## TASK
Please copy every record below exactly, but leave the pictures out.
━━━━━━━━━━━━━━━━
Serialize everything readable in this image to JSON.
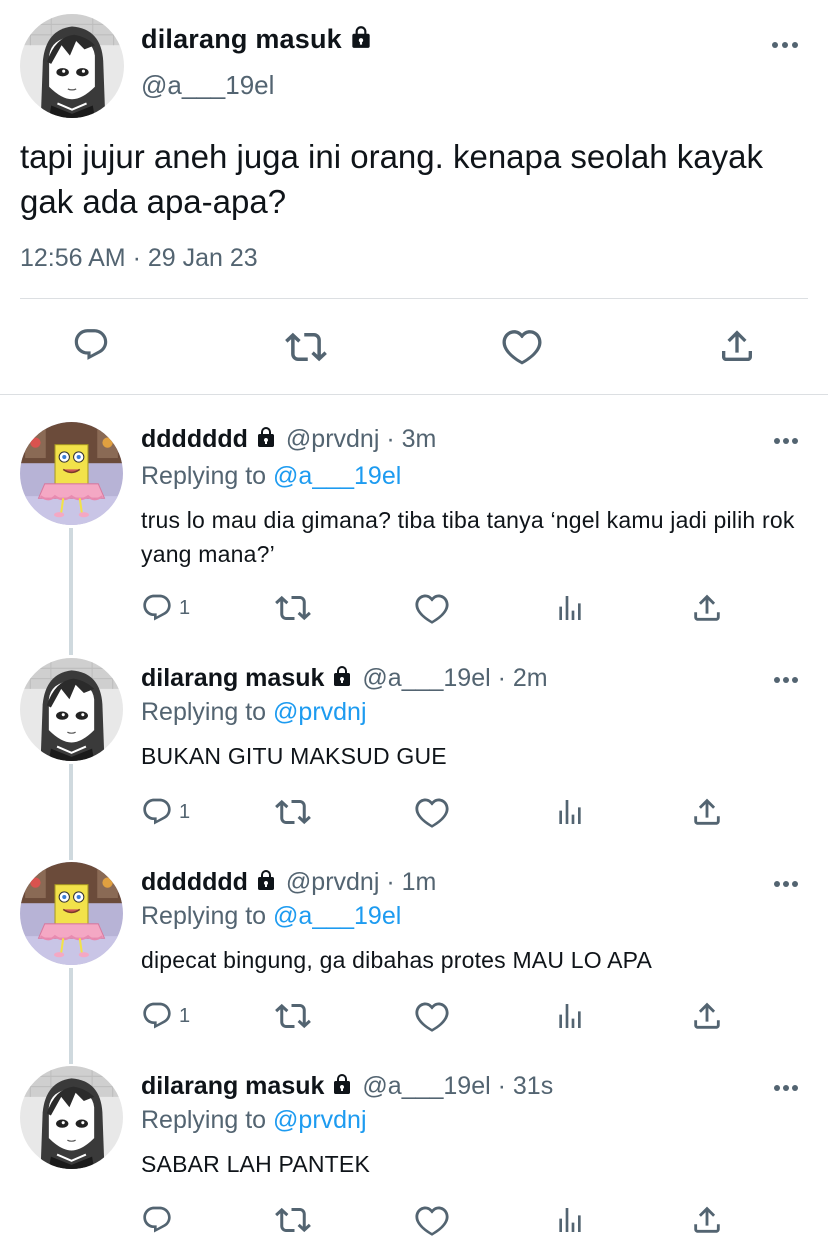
{
  "main_tweet": {
    "display_name": "dilarang masuk",
    "handle": "@a___19el",
    "text": "tapi jujur aneh juga ini orang. kenapa seolah kayak gak ada apa-apa?",
    "timestamp": "12:56 AM · 29 Jan 23"
  },
  "replies": [
    {
      "display_name": "ddddddd",
      "handle_time": "@prvdnj · 3m",
      "replying_prefix": "Replying to",
      "replying_to": "@a___19el",
      "text": "trus lo mau dia gimana? tiba tiba tanya ‘ngel kamu jadi pilih rok yang mana?’",
      "reply_count": "1"
    },
    {
      "display_name": "dilarang masuk",
      "handle_time": "@a___19el · 2m",
      "replying_prefix": "Replying to",
      "replying_to": "@prvdnj",
      "text": "BUKAN GITU MAKSUD GUE",
      "reply_count": "1"
    },
    {
      "display_name": "ddddddd",
      "handle_time": "@prvdnj · 1m",
      "replying_prefix": "Replying to",
      "replying_to": "@a___19el",
      "text": "dipecat bingung, ga dibahas protes MAU LO APA",
      "reply_count": "1"
    },
    {
      "display_name": "dilarang masuk",
      "handle_time": "@a___19el · 31s",
      "replying_prefix": "Replying to",
      "replying_to": "@prvdnj",
      "text": "SABAR LAH PANTEK",
      "reply_count": ""
    }
  ],
  "colors": {
    "text": "#0f1419",
    "secondary": "#536471",
    "link": "#1d9bf0",
    "divider": "#dcdfe2"
  },
  "icons": [
    "lock-icon",
    "more-icon",
    "reply-icon",
    "retweet-icon",
    "like-icon",
    "views-icon",
    "share-icon"
  ]
}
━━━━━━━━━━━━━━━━
## ANSWER SPACE
Serialize everything readable in this image to JSON.
{
  "main_tweet": {
    "display_name": "dilarang masuk",
    "handle": "@a___19el",
    "text": "tapi jujur aneh juga ini orang. kenapa seolah kayak gak ada apa-apa?",
    "timestamp": "12:56 AM · 29 Jan 23"
  },
  "replies": [
    {
      "display_name": "ddddddd",
      "handle_time": "@prvdnj · 3m",
      "replying_prefix": "Replying to",
      "replying_to": "@a___19el",
      "text": "trus lo mau dia gimana? tiba tiba tanya ‘ngel kamu jadi pilih rok yang mana?’",
      "reply_count": "1"
    },
    {
      "display_name": "dilarang masuk",
      "handle_time": "@a___19el · 2m",
      "replying_prefix": "Replying to",
      "replying_to": "@prvdnj",
      "text": "BUKAN GITU MAKSUD GUE",
      "reply_count": "1"
    },
    {
      "display_name": "ddddddd",
      "handle_time": "@prvdnj · 1m",
      "replying_prefix": "Replying to",
      "replying_to": "@a___19el",
      "text": "dipecat bingung, ga dibahas protes MAU LO APA",
      "reply_count": "1"
    },
    {
      "display_name": "dilarang masuk",
      "handle_time": "@a___19el · 31s",
      "replying_prefix": "Replying to",
      "replying_to": "@prvdnj",
      "text": "SABAR LAH PANTEK",
      "reply_count": ""
    }
  ],
  "colors": {
    "text": "#0f1419",
    "secondary": "#536471",
    "link": "#1d9bf0",
    "divider": "#dcdfe2"
  },
  "icons": [
    "lock-icon",
    "more-icon",
    "reply-icon",
    "retweet-icon",
    "like-icon",
    "views-icon",
    "share-icon"
  ]
}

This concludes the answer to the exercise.